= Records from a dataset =
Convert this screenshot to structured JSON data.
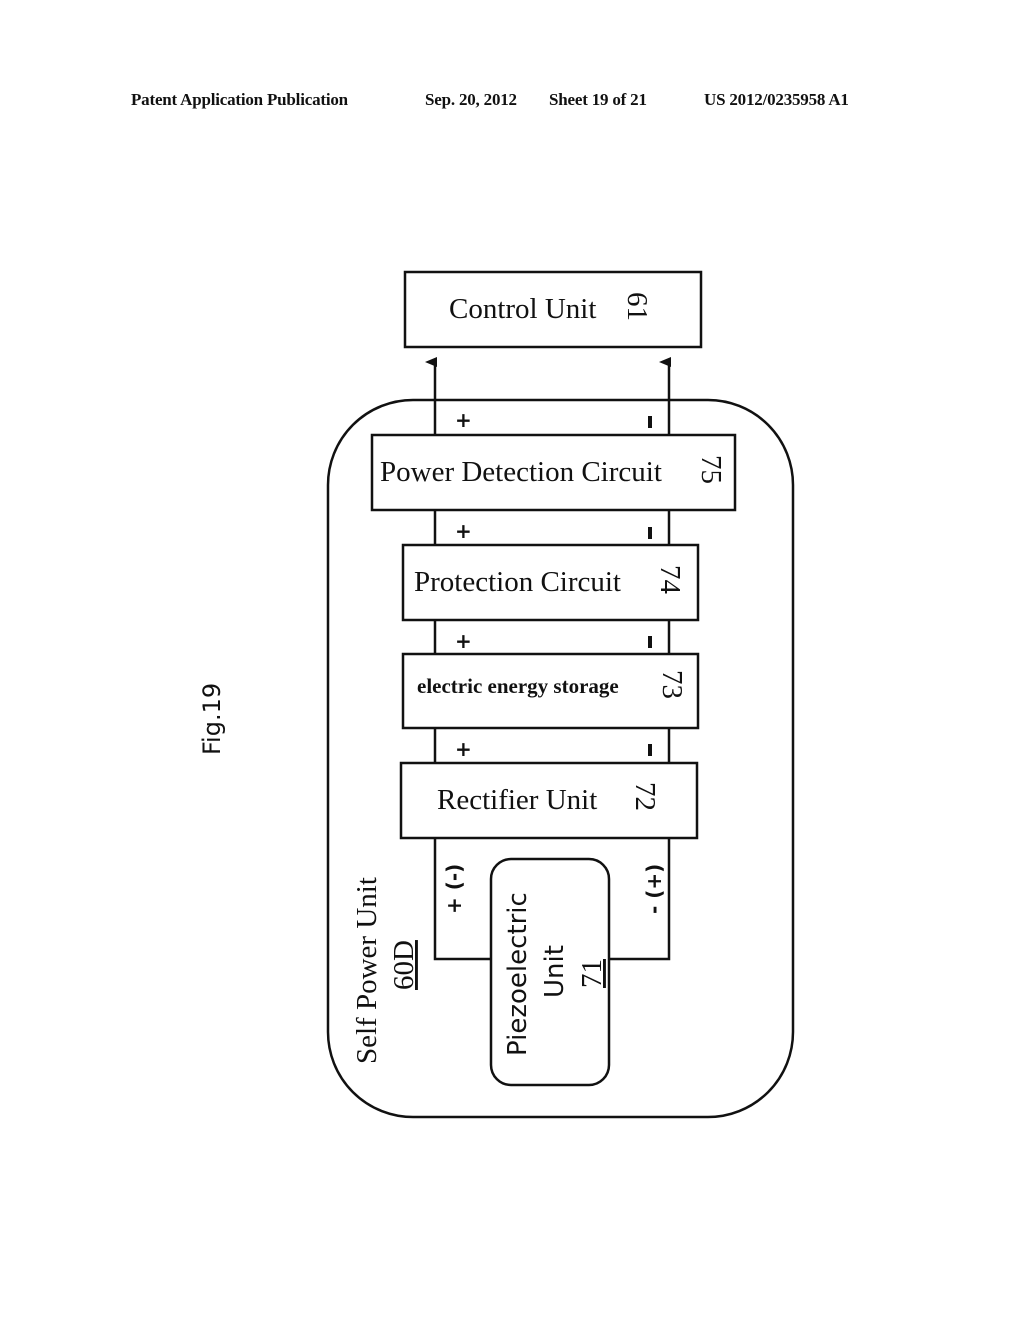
{
  "header": {
    "publication": "Patent Application Publication",
    "date": "Sep. 20, 2012",
    "sheet": "Sheet 19 of 21",
    "number": "US 2012/0235958 A1"
  },
  "figure": {
    "label": "Fig.19",
    "blocks": {
      "control_unit": {
        "name": "Control Unit",
        "ref": "61"
      },
      "power_detection": {
        "name": "Power Detection Circuit",
        "ref": "75"
      },
      "protection": {
        "name": "Protection Circuit",
        "ref": "74"
      },
      "storage": {
        "name": "electric energy storage",
        "ref": "73"
      },
      "rectifier": {
        "name": "Rectifier Unit",
        "ref": "72"
      },
      "piezo": {
        "line1": "Piezoelectric",
        "line2": "Unit",
        "ref": "71"
      }
    },
    "container": {
      "name": "Self Power Unit",
      "ref": "60D"
    },
    "polarity": {
      "plus": "+",
      "minus": "-",
      "piezo_left": "+ (-)",
      "piezo_right": "- (+)"
    }
  }
}
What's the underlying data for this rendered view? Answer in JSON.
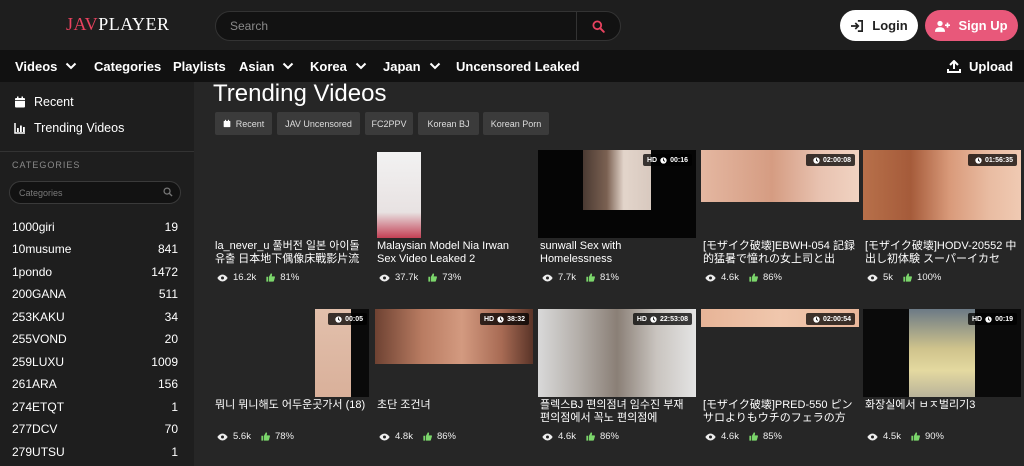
{
  "header": {
    "logo_part1": "JAV",
    "logo_part2": "PLAYER",
    "search_placeholder": "Search",
    "login_label": "Login",
    "signup_label": "Sign Up"
  },
  "nav": {
    "items": [
      {
        "label": "Videos",
        "dropdown": true
      },
      {
        "label": "Categories",
        "dropdown": false
      },
      {
        "label": "Playlists",
        "dropdown": false
      },
      {
        "label": "Asian",
        "dropdown": true
      },
      {
        "label": "Korea",
        "dropdown": true
      },
      {
        "label": "Japan",
        "dropdown": true
      },
      {
        "label": "Uncensored Leaked",
        "dropdown": false
      }
    ],
    "upload_label": "Upload"
  },
  "sidebar": {
    "links": [
      {
        "label": "Recent",
        "icon": "calendar-icon"
      },
      {
        "label": "Trending Videos",
        "icon": "chart-icon"
      }
    ],
    "categories_heading": "CATEGORIES",
    "categories_placeholder": "Categories",
    "categories": [
      {
        "name": "1000giri",
        "count": "19"
      },
      {
        "name": "10musume",
        "count": "841"
      },
      {
        "name": "1pondo",
        "count": "1472"
      },
      {
        "name": "200GANA",
        "count": "511"
      },
      {
        "name": "253KAKU",
        "count": "34"
      },
      {
        "name": "255VOND",
        "count": "20"
      },
      {
        "name": "259LUXU",
        "count": "1009"
      },
      {
        "name": "261ARA",
        "count": "156"
      },
      {
        "name": "274ETQT",
        "count": "1"
      },
      {
        "name": "277DCV",
        "count": "70"
      },
      {
        "name": "279UTSU",
        "count": "1"
      }
    ]
  },
  "main": {
    "title": "Trending Videos",
    "chips": [
      {
        "label": "Recent",
        "icon": "calendar-icon"
      },
      {
        "label": "JAV Uncensored"
      },
      {
        "label": "FC2PPV"
      },
      {
        "label": "Korean BJ"
      },
      {
        "label": "Korean Porn"
      }
    ],
    "videos": [
      {
        "title": "la_never_u 풀버전 일본 아이돌 유출 日本地下偶像床戰影片流",
        "views": "16.2k",
        "likes": "81%",
        "hd": "",
        "duration": ""
      },
      {
        "title": "Malaysian Model Nia Irwan Sex Video Leaked 2",
        "views": "37.7k",
        "likes": "73%",
        "hd": "",
        "duration": ""
      },
      {
        "title": "sunwall Sex with Homelessness",
        "views": "7.7k",
        "likes": "81%",
        "hd": "HD",
        "duration": "00:16"
      },
      {
        "title": "[モザイク破壊]EBWH-054 記録的猛暑で憧れの女上司と出",
        "views": "4.6k",
        "likes": "86%",
        "hd": "",
        "duration": "02:00:08"
      },
      {
        "title": "[モザイク破壊]HODV-20552 中出し初体験 スーパーイカセ",
        "views": "5k",
        "likes": "100%",
        "hd": "",
        "duration": "01:56:35"
      },
      {
        "title": "뭐니 뭐니해도 어두운곳가서 (18)",
        "views": "5.6k",
        "likes": "78%",
        "hd": "",
        "duration": "00:05"
      },
      {
        "title": "초단 조건녀",
        "views": "4.8k",
        "likes": "86%",
        "hd": "HD",
        "duration": "38:32"
      },
      {
        "title": "플렉스BJ 편의점녀 임수진 부재 편의점에서 꼭노 편의점에",
        "views": "4.6k",
        "likes": "86%",
        "hd": "HD",
        "duration": "22:53:08"
      },
      {
        "title": "[モザイク破壊]PRED-550 ピンサロよりもウチのフェラの方",
        "views": "4.6k",
        "likes": "85%",
        "hd": "",
        "duration": "02:00:54"
      },
      {
        "title": "화장실에서 ㅂㅈ벌리기3",
        "views": "4.5k",
        "likes": "90%",
        "hd": "HD",
        "duration": "00:19"
      }
    ]
  },
  "colors": {
    "accent": "#e8425f",
    "signup": "#e8587a",
    "like": "#7bd66b",
    "background": "#262626"
  }
}
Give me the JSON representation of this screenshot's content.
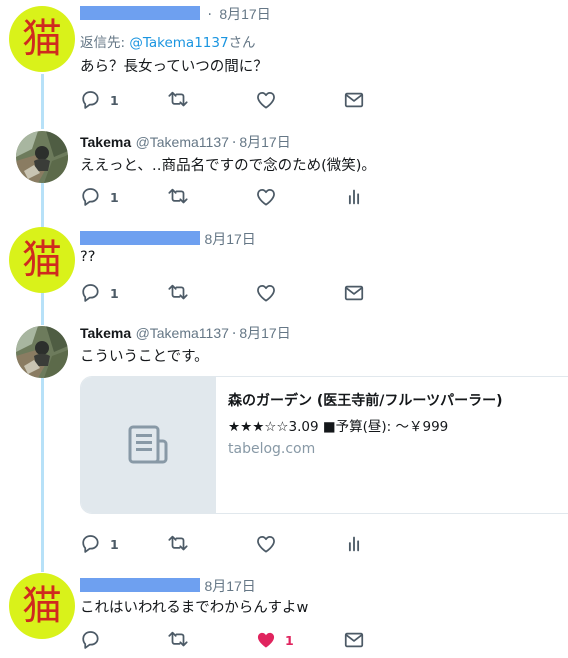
{
  "colors": {
    "accent": "#1b95e0",
    "like": "#e0245e",
    "thread": "#b7e1f8",
    "cat_bg": "#d9f21a",
    "cat_text": "#cf2a1f",
    "redaction": "#6ea0f0"
  },
  "tweets": [
    {
      "avatar_glyph": "猫",
      "date": "8月17日",
      "reply_prefix": "返信先: ",
      "reply_handle": "@Takema1137",
      "reply_suffix": "さん",
      "text": "あら？長女っていつの間に？",
      "reply_count": "1",
      "third_action_icon": "mail-icon"
    },
    {
      "name": "Takema",
      "handle": "@Takema1137",
      "separator": "·",
      "date": "8月17日",
      "text": "ええっと、‥商品名ですので念のため(微笑)。",
      "reply_count": "1",
      "third_action_icon": "analytics-icon"
    },
    {
      "avatar_glyph": "猫",
      "date": "8月17日",
      "text": "??",
      "reply_count": "1",
      "third_action_icon": "mail-icon"
    },
    {
      "name": "Takema",
      "handle": "@Takema1137",
      "separator": "·",
      "date": "8月17日",
      "text": "こういうことです。",
      "reply_count": "1",
      "third_action_icon": "analytics-icon",
      "card": {
        "title": "森のガーデン (医王寺前/フルーツパーラー)",
        "description": "★★★☆☆3.09 ■予算(昼): ～￥999",
        "domain": "tabelog.com",
        "thumb_icon": "document-icon"
      }
    },
    {
      "avatar_glyph": "猫",
      "date": "8月17日",
      "text": "これはいわれるまでわからんすよw",
      "like_count": "1",
      "liked": true,
      "third_action_icon": "mail-icon"
    }
  ]
}
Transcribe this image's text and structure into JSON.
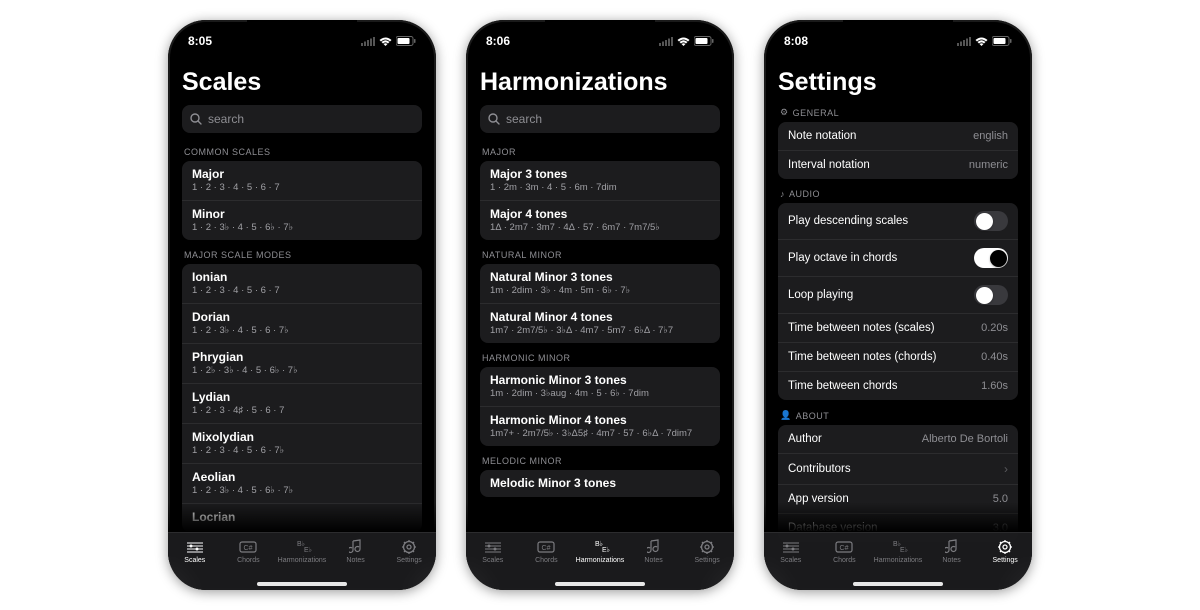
{
  "phones": [
    {
      "time": "8:05",
      "title": "Scales",
      "search_placeholder": "search",
      "active_tab": 0,
      "sections": [
        {
          "header": "COMMON SCALES",
          "rows": [
            {
              "title": "Major",
              "sub": "1 · 2 · 3 · 4 · 5 · 6 · 7"
            },
            {
              "title": "Minor",
              "sub": "1 · 2 · 3♭ · 4 · 5 · 6♭ · 7♭"
            }
          ]
        },
        {
          "header": "MAJOR SCALE MODES",
          "rows": [
            {
              "title": "Ionian",
              "sub": "1 · 2 · 3 · 4 · 5 · 6 · 7"
            },
            {
              "title": "Dorian",
              "sub": "1 · 2 · 3♭ · 4 · 5 · 6 · 7♭"
            },
            {
              "title": "Phrygian",
              "sub": "1 · 2♭ · 3♭ · 4 · 5 · 6♭ · 7♭"
            },
            {
              "title": "Lydian",
              "sub": "1 · 2 · 3 · 4♯ · 5 · 6 · 7"
            },
            {
              "title": "Mixolydian",
              "sub": "1 · 2 · 3 · 4 · 5 · 6 · 7♭"
            },
            {
              "title": "Aeolian",
              "sub": "1 · 2 · 3♭ · 4 · 5 · 6♭ · 7♭"
            },
            {
              "title": "Locrian",
              "sub": ""
            }
          ]
        }
      ]
    },
    {
      "time": "8:06",
      "title": "Harmonizations",
      "search_placeholder": "search",
      "active_tab": 2,
      "sections": [
        {
          "header": "MAJOR",
          "rows": [
            {
              "title": "Major 3 tones",
              "sub": "1 · 2m · 3m · 4 · 5 · 6m · 7dim"
            },
            {
              "title": "Major 4 tones",
              "sub": "1Δ · 2m7 · 3m7 · 4Δ · 57 · 6m7 · 7m7/5♭"
            }
          ]
        },
        {
          "header": "NATURAL MINOR",
          "rows": [
            {
              "title": "Natural Minor 3 tones",
              "sub": "1m · 2dim · 3♭ · 4m · 5m · 6♭ · 7♭"
            },
            {
              "title": "Natural Minor 4 tones",
              "sub": "1m7 · 2m7/5♭ · 3♭Δ · 4m7 · 5m7 · 6♭Δ · 7♭7"
            }
          ]
        },
        {
          "header": "HARMONIC MINOR",
          "rows": [
            {
              "title": "Harmonic Minor 3 tones",
              "sub": "1m · 2dim · 3♭aug · 4m · 5 · 6♭ · 7dim"
            },
            {
              "title": "Harmonic Minor 4 tones",
              "sub": "1m7+ · 2m7/5♭ · 3♭Δ5♯ · 4m7 · 57 · 6♭Δ · 7dim7"
            }
          ]
        },
        {
          "header": "MELODIC MINOR",
          "rows": [
            {
              "title": "Melodic Minor 3 tones",
              "sub": ""
            }
          ]
        }
      ]
    },
    {
      "time": "8:08",
      "title": "Settings",
      "active_tab": 4,
      "setting_sections": [
        {
          "icon": "⚙︎",
          "header": "GENERAL",
          "rows": [
            {
              "label": "Note notation",
              "value": "english",
              "type": "value"
            },
            {
              "label": "Interval notation",
              "value": "numeric",
              "type": "value"
            }
          ]
        },
        {
          "icon": "♪",
          "header": "AUDIO",
          "rows": [
            {
              "label": "Play descending scales",
              "type": "toggle",
              "on": false
            },
            {
              "label": "Play octave in chords",
              "type": "toggle",
              "on": true
            },
            {
              "label": "Loop playing",
              "type": "toggle",
              "on": false
            },
            {
              "label": "Time between notes (scales)",
              "value": "0.20s",
              "type": "value"
            },
            {
              "label": "Time between notes (chords)",
              "value": "0.40s",
              "type": "value"
            },
            {
              "label": "Time between chords",
              "value": "1.60s",
              "type": "value"
            }
          ]
        },
        {
          "icon": "👤",
          "header": "ABOUT",
          "rows": [
            {
              "label": "Author",
              "value": "Alberto De Bortoli",
              "type": "value"
            },
            {
              "label": "Contributors",
              "type": "nav"
            },
            {
              "label": "App version",
              "value": "5.0",
              "type": "value"
            },
            {
              "label": "Database version",
              "value": "3.0",
              "type": "value"
            }
          ]
        }
      ]
    }
  ],
  "tabs": [
    {
      "label": "Scales",
      "icon": "scales"
    },
    {
      "label": "Chords",
      "icon": "chords"
    },
    {
      "label": "Harmonizations",
      "icon": "harmonizations"
    },
    {
      "label": "Notes",
      "icon": "notes"
    },
    {
      "label": "Settings",
      "icon": "settings"
    }
  ]
}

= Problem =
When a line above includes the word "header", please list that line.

= Exercise answer =
  "header": {
  "header": {
          "header": "COMMON SCALES",
          "header": "MAJOR SCALE MODES",
          "header": "MAJOR",
          "header": "NATURAL MINOR",
          "header": "HARMONIC MINOR",
          "header": "MELODIC MINOR",
          "header": "GENERAL",
          "header": "AUDIO",
          "header": "ABOUT",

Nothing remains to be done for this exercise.